In response to an increase in hate crimes, Massachusetts Governor Maura Healey, alongside law enforcement leaders, announced the formation of the Hate Crimes Awareness and Response Team (HART) during a press conference in November.
The initiative comes as a proactive measure to identify and prevent hate crimes following a reported uptick in criminal acts motivated by bigotry and bias in Massachusetts.
At the press conference, interim Massachusetts State Police Colonel John Mawn Jr. highlighted the urgency of addressing such crimes, citing a recent report by the Executive Office of Public Safety and Security that showed reported hate crime incidents rising from 406 to 440 in the state from 2021 to 2022.
“Recent events at home and abroad provide a tragic and urgent reminder that no community is immune from the unpredictable and devastating impact of bias-motivated events,” Mawn said.
Mawn went on to call for stronger efforts to combat bias and intolerance through law enforcement initiatives such as HART. “As our nation continues to grapple with a concerning increase in unlawful acts of hate, the State Police will meet this moment with a robust strategy and sustained commitment to confronting bias and intolerance by strengthening law enforcement partnerships, enhancing community engagement, and delivering advanced training and education to stakeholders,” he added.
According to Mawn, HART will consist of four to five sworn State Police members, each assigned to monitor specific regions of the state. These troopers will serve as a focal point for local law enforcement, community groups and religious organizations responding to or experiencing hate crimes. Mawn described the team as a diverse and multilingual group with exceptional investigative experience.

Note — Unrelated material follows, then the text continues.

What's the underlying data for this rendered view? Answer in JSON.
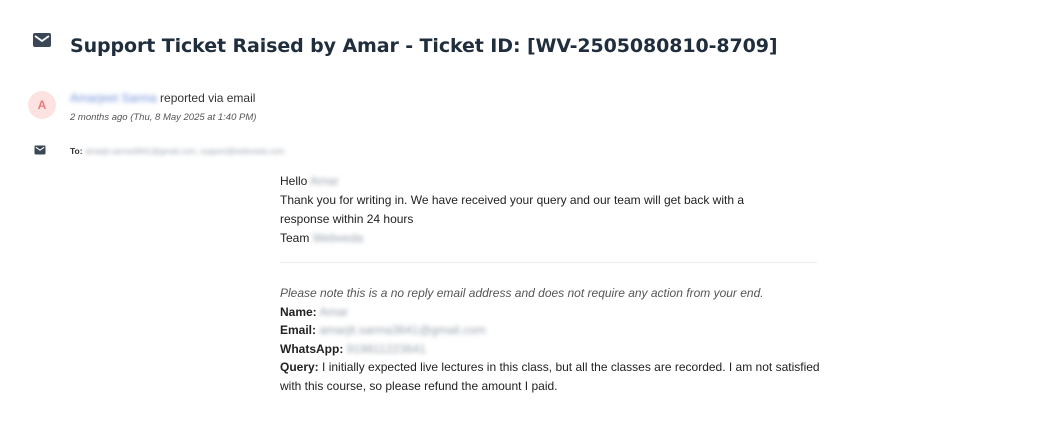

HART’s objectives include improving data collection and sharing to identify patterns and trends, conducting educational outreach, developing advanced hate crimes response training and streamlining coordination between federal, state and local law enforcement agencies.
Healey also stressed the importance of taking a firm stand against hate.
“Whatever the bias, whatever the target, hate has no place in Massachusetts,” she said, announcing Hate Crime Prevention Grant awards for Massachusetts school districts amounting to $461,920.
The grants aim to support professional development for teachers and engagement with law enforcement and community organizations.
According to the recent report, hate crimes in the state are at their highest level since 2002. The most common motivators were race, ethnicity, national origin, religion and sexual orientation.
Education Commissioner Jeff Riley endorsed Healey’s approach, which align with recommendations from a 2019 task force emphasizing an education-based strategy to prevent hate crimes.
Riley said the grants will empower schools in 10 districts to enhance professional development, identify and intervene in hate incidents, and collaborate with community partners.
The announcement follows recent hate incidents on the South Coast, including the distribution of recruitment flyers by a neo-Nazi group in New Bedford.
In response, the New Bedford Human Rights Commission organized an anti-hate event on November 2, featuring speakers from the Anti-Defamation League, the FBI’s Boston office, the district attorney’s office and New Bedford’s NAACP chapter.
In a post on X (formerly Twitter), Healey declared that preventing hate crimes aligns with the founding principles of the Commonwealth, writing, “Acts of hate are attacks on democracy, and we won’t stand for that in our state.”